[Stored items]
_ _ _

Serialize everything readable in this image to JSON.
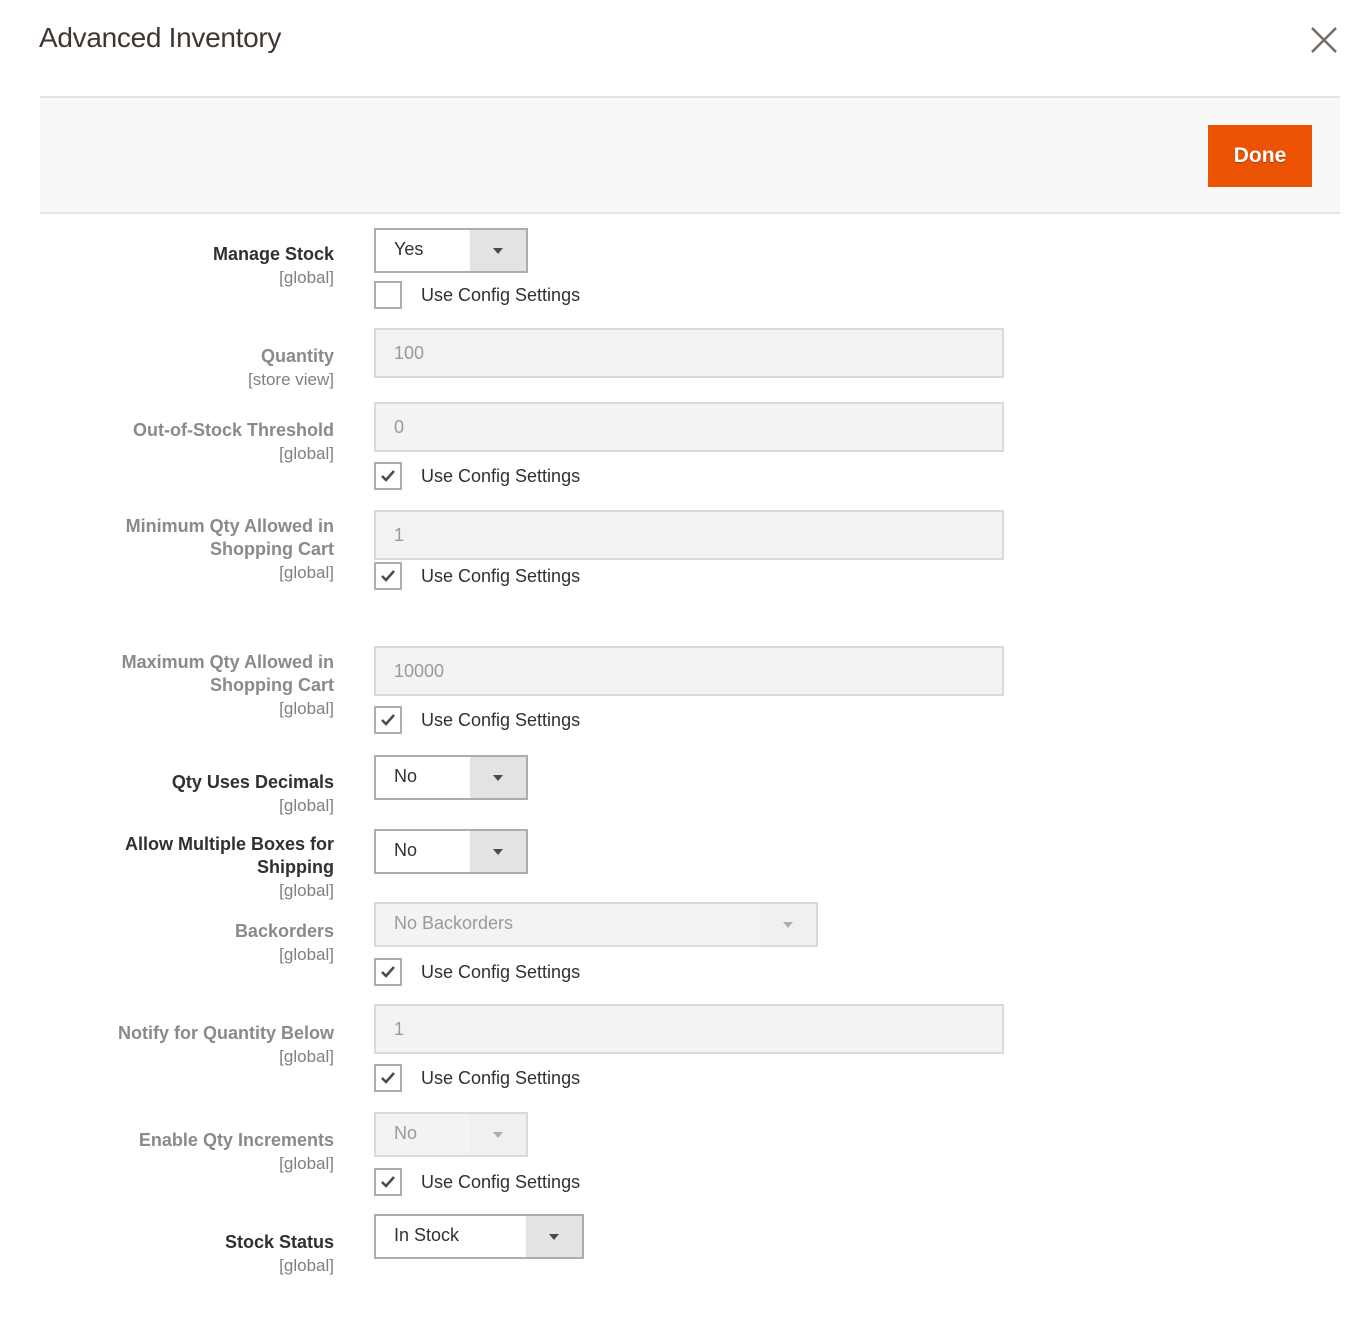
{
  "modal": {
    "title": "Advanced Inventory",
    "close_icon": "close-icon",
    "done_label": "Done",
    "accent_color": "#eb5202"
  },
  "use_config_label": "Use Config Settings",
  "fields": {
    "manage_stock": {
      "label": "Manage Stock",
      "scope": "[global]",
      "value": "Yes",
      "use_config": false
    },
    "quantity": {
      "label": "Quantity",
      "scope": "[store view]",
      "value": "100"
    },
    "out_of_stock_threshold": {
      "label": "Out-of-Stock Threshold",
      "scope": "[global]",
      "value": "0",
      "use_config": true
    },
    "min_qty": {
      "label_line1": "Minimum Qty Allowed in",
      "label_line2": "Shopping Cart",
      "scope": "[global]",
      "value": "1",
      "use_config": true
    },
    "max_qty": {
      "label_line1": "Maximum Qty Allowed in",
      "label_line2": "Shopping Cart",
      "scope": "[global]",
      "value": "10000",
      "use_config": true
    },
    "qty_uses_decimals": {
      "label": "Qty Uses Decimals",
      "scope": "[global]",
      "value": "No"
    },
    "allow_multiple_boxes": {
      "label_line1": "Allow Multiple Boxes for",
      "label_line2": "Shipping",
      "scope": "[global]",
      "value": "No"
    },
    "backorders": {
      "label": "Backorders",
      "scope": "[global]",
      "value": "No Backorders",
      "use_config": true
    },
    "notify_qty_below": {
      "label": "Notify for Quantity Below",
      "scope": "[global]",
      "value": "1",
      "use_config": true
    },
    "enable_qty_increments": {
      "label": "Enable Qty Increments",
      "scope": "[global]",
      "value": "No",
      "use_config": true
    },
    "stock_status": {
      "label": "Stock Status",
      "scope": "[global]",
      "value": "In Stock"
    }
  }
}
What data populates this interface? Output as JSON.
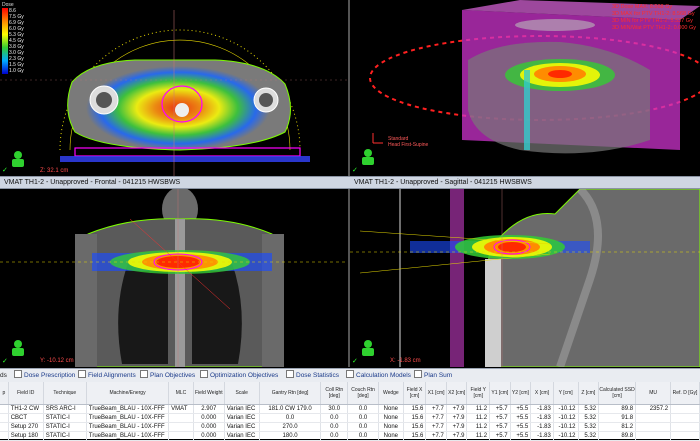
{
  "dose_legend": {
    "title": "Dose",
    "levels": [
      "8.6",
      "7.5 Gy",
      "6.9 Gy",
      "6.0 Gy",
      "5.3 Gy",
      "4.5 Gy",
      "3.8 Gy",
      "3.0 Gy",
      "2.3 Gy",
      "1.5 Gy",
      "1.0 Gy",
      "0.8 Gy"
    ]
  },
  "dvh_labels": [
    "3D Dose MAX: 8.568 Gy",
    "3D MAX for PTV TH1-2: 8.568 Gy",
    "3D MIN for PTV TH1-2: 5.537 Gy",
    "3D MIN/Wat PTV TH1-2: 0.000 Gy"
  ],
  "orientation_3d": [
    "Standard",
    "Head First-Supine"
  ],
  "view_bars": {
    "frontal": "VMAT TH1-2  -  Unapproved - Frontal - 041215 HWSBWS",
    "sagittal": "VMAT TH1-2  -  Unapproved - Sagittal - 041215 HWSBWS"
  },
  "positions": {
    "transversal": "Z: 32.1 cm",
    "frontal": "Y: -10.12 cm",
    "sagittal": "X: -1.83 cm"
  },
  "tabs": [
    "Dose Prescription",
    "Field Alignments",
    "Plan Objectives",
    "Optimization Objectives",
    "Dose Statistics",
    "Calculation Models",
    "Plan Sum"
  ],
  "tab_prefix": "ds",
  "columns": [
    "p",
    "Field ID",
    "Technique",
    "Machine/Energy",
    "MLC",
    "Field Weight",
    "Scale",
    "Gantry Rtn [deg]",
    "Coll Rtn [deg]",
    "Couch Rtn [deg]",
    "Wedge",
    "Field X [cm]",
    "X1 [cm]",
    "X2 [cm]",
    "Field Y [cm]",
    "Y1 [cm]",
    "Y2 [cm]",
    "X [cm]",
    "Y [cm]",
    "Z [cm]",
    "Calculated SSD [cm]",
    "MU",
    "Ref. D [Gy]"
  ],
  "rows": [
    [
      "",
      "TH1-2 CW",
      "SRS ARC-I",
      "TrueBeam_BLAU - 10X-FFF",
      "VMAT",
      "2.907",
      "Varian IEC",
      "181.0 CW 179.0",
      "30.0",
      "0.0",
      "None",
      "15.6",
      "+7.7",
      "+7.9",
      "11.2",
      "+5.7",
      "+5.5",
      "-1.83",
      "-10.12",
      "5.32",
      "89.8",
      "2357.2",
      ""
    ],
    [
      "",
      "CBCT",
      "STATIC-I",
      "TrueBeam_BLAU - 10X-FFF",
      "",
      "0.000",
      "Varian IEC",
      "0.0",
      "0.0",
      "0.0",
      "None",
      "15.6",
      "+7.7",
      "+7.9",
      "11.2",
      "+5.7",
      "+5.5",
      "-1.83",
      "-10.12",
      "5.32",
      "91.8",
      "",
      ""
    ],
    [
      "",
      "Setup 270",
      "STATIC-I",
      "TrueBeam_BLAU - 10X-FFF",
      "",
      "0.000",
      "Varian IEC",
      "270.0",
      "0.0",
      "0.0",
      "None",
      "15.6",
      "+7.7",
      "+7.9",
      "11.2",
      "+5.7",
      "+5.5",
      "-1.83",
      "-10.12",
      "5.32",
      "81.2",
      "",
      ""
    ],
    [
      "",
      "Setup 180",
      "STATIC-I",
      "TrueBeam_BLAU - 10X-FFF",
      "",
      "0.000",
      "Varian IEC",
      "180.0",
      "0.0",
      "0.0",
      "None",
      "15.6",
      "+7.7",
      "+7.9",
      "11.2",
      "+5.7",
      "+5.5",
      "-1.83",
      "-10.12",
      "5.32",
      "89.8",
      "",
      ""
    ]
  ],
  "colors": {
    "dose_red": "#ff2a00",
    "dose_orange": "#ff9900",
    "dose_yellow": "#ffff00",
    "dose_green": "#33cc33",
    "dose_blue": "#1a4cff",
    "body_contour": "#7CFC00",
    "ptv_magenta": "#ff00ff"
  }
}
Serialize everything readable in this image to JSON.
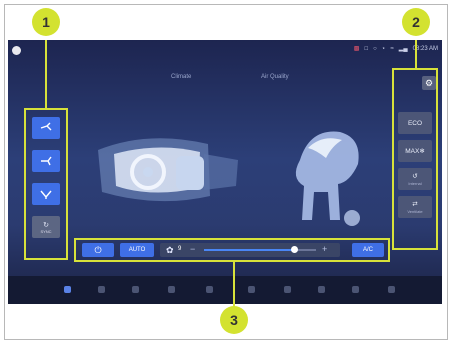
{
  "tabs": {
    "climate": "Climate",
    "air_quality": "Air Quality"
  },
  "status": {
    "time": "08:23 AM"
  },
  "left_panel": {
    "sync_label": "SYNC"
  },
  "right_panel": {
    "eco_label": "ECO",
    "max_label": "MAX",
    "internal_label": "Internal",
    "ventilation_label": "Ventilate"
  },
  "bottom": {
    "auto_label": "AUTO",
    "fan_level": "9",
    "fan_fill_fraction": 0.8,
    "ac_label": "A/C"
  },
  "callouts": {
    "one": "1",
    "two": "2",
    "three": "3"
  },
  "colors": {
    "accent": "#3f6fe6",
    "highlight": "#d7e23a"
  }
}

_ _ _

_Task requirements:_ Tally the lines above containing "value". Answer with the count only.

_Task output:_ 11